WHAT TO PRODUCE:
I would like every record reproduced exactly, with the pictures left out.
*** TASK MATERIAL
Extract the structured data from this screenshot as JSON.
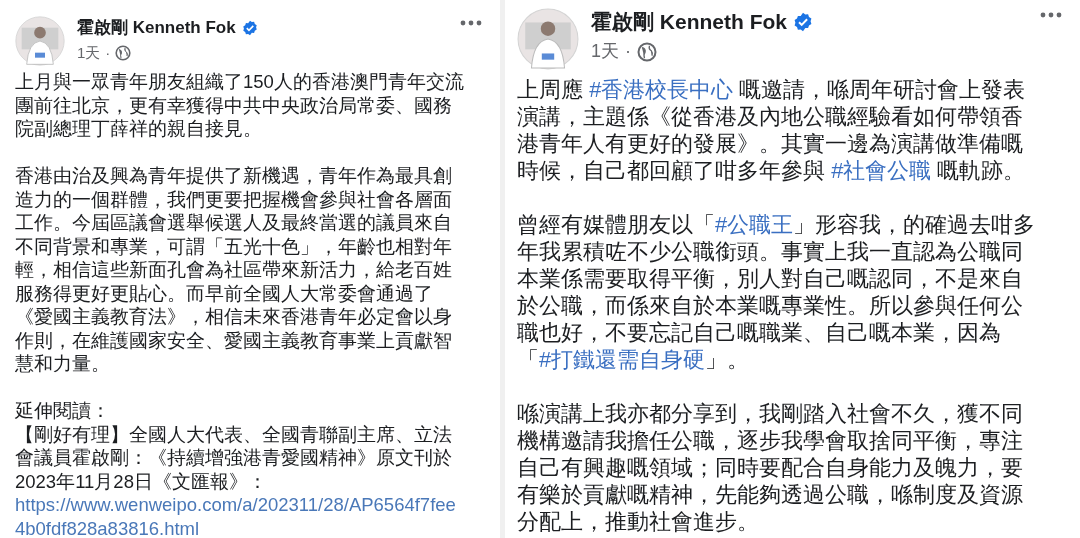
{
  "posts": [
    {
      "author": "霍啟剛 Kenneth Fok",
      "verified": true,
      "time": "1天",
      "separator": "·",
      "paragraphs": [
        {
          "blocks": [
            {
              "kind": "text",
              "segments": [
                {
                  "kind": "plain",
                  "text": "上月與一眾青年朋友組織了150人的香港澳門青年交流團前往北京，更有幸獲得中共中央政治局常委、國務院副總理丁薛祥的親自接見。"
                }
              ]
            }
          ]
        },
        {
          "blocks": [
            {
              "kind": "text",
              "segments": [
                {
                  "kind": "plain",
                  "text": "香港由治及興為青年提供了新機遇，青年作為最具創造力的一個群體，我們更要把握機會參與社會各層面工作。今屆區議會選舉候選人及最終當選的議員來自不同背景和專業，可謂「五光十色」，年齡也相對年輕，相信這些新面孔會為社區帶來新活力，給老百姓服務得更好更貼心。而早前全國人大常委會通過了《愛國主義教育法》，相信未來香港青年必定會以身作則，在維護國家安全、愛國主義教育事業上貢獻智慧和力量。"
                }
              ]
            }
          ]
        },
        {
          "blocks": [
            {
              "kind": "text",
              "segments": [
                {
                  "kind": "plain",
                  "text": "延伸閱讀："
                }
              ]
            },
            {
              "kind": "text",
              "segments": [
                {
                  "kind": "plain",
                  "text": "【剛好有理】全國人大代表、全國青聯副主席、立法會議員霍啟剛：《持續增強港青愛國精神》原文刊於2023年11月28日《文匯報》："
                }
              ]
            },
            {
              "kind": "link",
              "text": "https://www.wenweipo.com/a/202311/28/AP6564f7fee4b0fdf828a83816.html"
            }
          ]
        }
      ]
    },
    {
      "author": "霍啟剛 Kenneth Fok",
      "verified": true,
      "time": "1天",
      "separator": "·",
      "paragraphs": [
        {
          "blocks": [
            {
              "kind": "text",
              "segments": [
                {
                  "kind": "plain",
                  "text": "上周應 "
                },
                {
                  "kind": "hashtag",
                  "text": "#香港校長中心"
                },
                {
                  "kind": "plain",
                  "text": " 嘅邀請，喺周年研討會上發表演講，主題係《從香港及內地公職經驗看如何帶領香港青年人有更好的發展》。其實一邊為演講做準備嘅時候，自己都回顧了咁多年參與 "
                },
                {
                  "kind": "hashtag",
                  "text": "#社會公職"
                },
                {
                  "kind": "plain",
                  "text": " 嘅軌跡。"
                }
              ]
            }
          ]
        },
        {
          "blocks": [
            {
              "kind": "text",
              "segments": [
                {
                  "kind": "plain",
                  "text": "曾經有媒體朋友以「"
                },
                {
                  "kind": "hashtag",
                  "text": "#公職王"
                },
                {
                  "kind": "plain",
                  "text": "」形容我，的確過去咁多年我累積咗不少公職銜頭。事實上我一直認為公職同本業係需要取得平衡，別人對自己嘅認同，不是來自於公職，而係來自於本業嘅專業性。所以參與任何公職也好，不要忘記自己嘅職業、自己嘅本業，因為「"
                },
                {
                  "kind": "hashtag",
                  "text": "#打鐵還需自身硬"
                },
                {
                  "kind": "plain",
                  "text": "」。"
                }
              ]
            }
          ]
        },
        {
          "blocks": [
            {
              "kind": "text",
              "segments": [
                {
                  "kind": "plain",
                  "text": "喺演講上我亦都分享到，我剛踏入社會不久，獲不同機構邀請我擔任公職，逐步我學會取捨同平衡，專注自己有興趣嘅領域；同時要配合自身能力及魄力，要有樂於貢獻嘅精神，先能夠透過公職，喺制度及資源分配上，推動社會進步。"
                }
              ]
            }
          ]
        }
      ]
    }
  ]
}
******
EXERCISE OUTPUT:
Extract the structured data from this screenshot as JSON.
{
  "posts": [
    {
      "author": "霍啟剛 Kenneth Fok",
      "verified": true,
      "time": "1天",
      "separator": "·",
      "paragraphs": [
        {
          "blocks": [
            {
              "kind": "text",
              "segments": [
                {
                  "kind": "plain",
                  "text": "上月與一眾青年朋友組織了150人的香港澳門青年交流團前往北京，更有幸獲得中共中央政治局常委、國務院副總理丁薛祥的親自接見。"
                }
              ]
            }
          ]
        },
        {
          "blocks": [
            {
              "kind": "text",
              "segments": [
                {
                  "kind": "plain",
                  "text": "香港由治及興為青年提供了新機遇，青年作為最具創造力的一個群體，我們更要把握機會參與社會各層面工作。今屆區議會選舉候選人及最終當選的議員來自不同背景和專業，可謂「五光十色」，年齡也相對年輕，相信這些新面孔會為社區帶來新活力，給老百姓服務得更好更貼心。而早前全國人大常委會通過了《愛國主義教育法》，相信未來香港青年必定會以身作則，在維護國家安全、愛國主義教育事業上貢獻智慧和力量。"
                }
              ]
            }
          ]
        },
        {
          "blocks": [
            {
              "kind": "text",
              "segments": [
                {
                  "kind": "plain",
                  "text": "延伸閱讀："
                }
              ]
            },
            {
              "kind": "text",
              "segments": [
                {
                  "kind": "plain",
                  "text": "【剛好有理】全國人大代表、全國青聯副主席、立法會議員霍啟剛：《持續增強港青愛國精神》原文刊於2023年11月28日《文匯報》："
                }
              ]
            },
            {
              "kind": "link",
              "text": "https://www.wenweipo.com/a/202311/28/AP6564f7fee4b0fdf828a83816.html"
            }
          ]
        }
      ]
    },
    {
      "author": "霍啟剛 Kenneth Fok",
      "verified": true,
      "time": "1天",
      "separator": "·",
      "paragraphs": [
        {
          "blocks": [
            {
              "kind": "text",
              "segments": [
                {
                  "kind": "plain",
                  "text": "上周應 "
                },
                {
                  "kind": "hashtag",
                  "text": "#香港校長中心"
                },
                {
                  "kind": "plain",
                  "text": " 嘅邀請，喺周年研討會上發表演講，主題係《從香港及內地公職經驗看如何帶領香港青年人有更好的發展》。其實一邊為演講做準備嘅時候，自己都回顧了咁多年參與 "
                },
                {
                  "kind": "hashtag",
                  "text": "#社會公職"
                },
                {
                  "kind": "plain",
                  "text": " 嘅軌跡。"
                }
              ]
            }
          ]
        },
        {
          "blocks": [
            {
              "kind": "text",
              "segments": [
                {
                  "kind": "plain",
                  "text": "曾經有媒體朋友以「"
                },
                {
                  "kind": "hashtag",
                  "text": "#公職王"
                },
                {
                  "kind": "plain",
                  "text": "」形容我，的確過去咁多年我累積咗不少公職銜頭。事實上我一直認為公職同本業係需要取得平衡，別人對自己嘅認同，不是來自於公職，而係來自於本業嘅專業性。所以參與任何公職也好，不要忘記自己嘅職業、自己嘅本業，因為「"
                },
                {
                  "kind": "hashtag",
                  "text": "#打鐵還需自身硬"
                },
                {
                  "kind": "plain",
                  "text": "」。"
                }
              ]
            }
          ]
        },
        {
          "blocks": [
            {
              "kind": "text",
              "segments": [
                {
                  "kind": "plain",
                  "text": "喺演講上我亦都分享到，我剛踏入社會不久，獲不同機構邀請我擔任公職，逐步我學會取捨同平衡，專注自己有興趣嘅領域；同時要配合自身能力及魄力，要有樂於貢獻嘅精神，先能夠透過公職，喺制度及資源分配上，推動社會進步。"
                }
              ]
            }
          ]
        }
      ]
    }
  ]
}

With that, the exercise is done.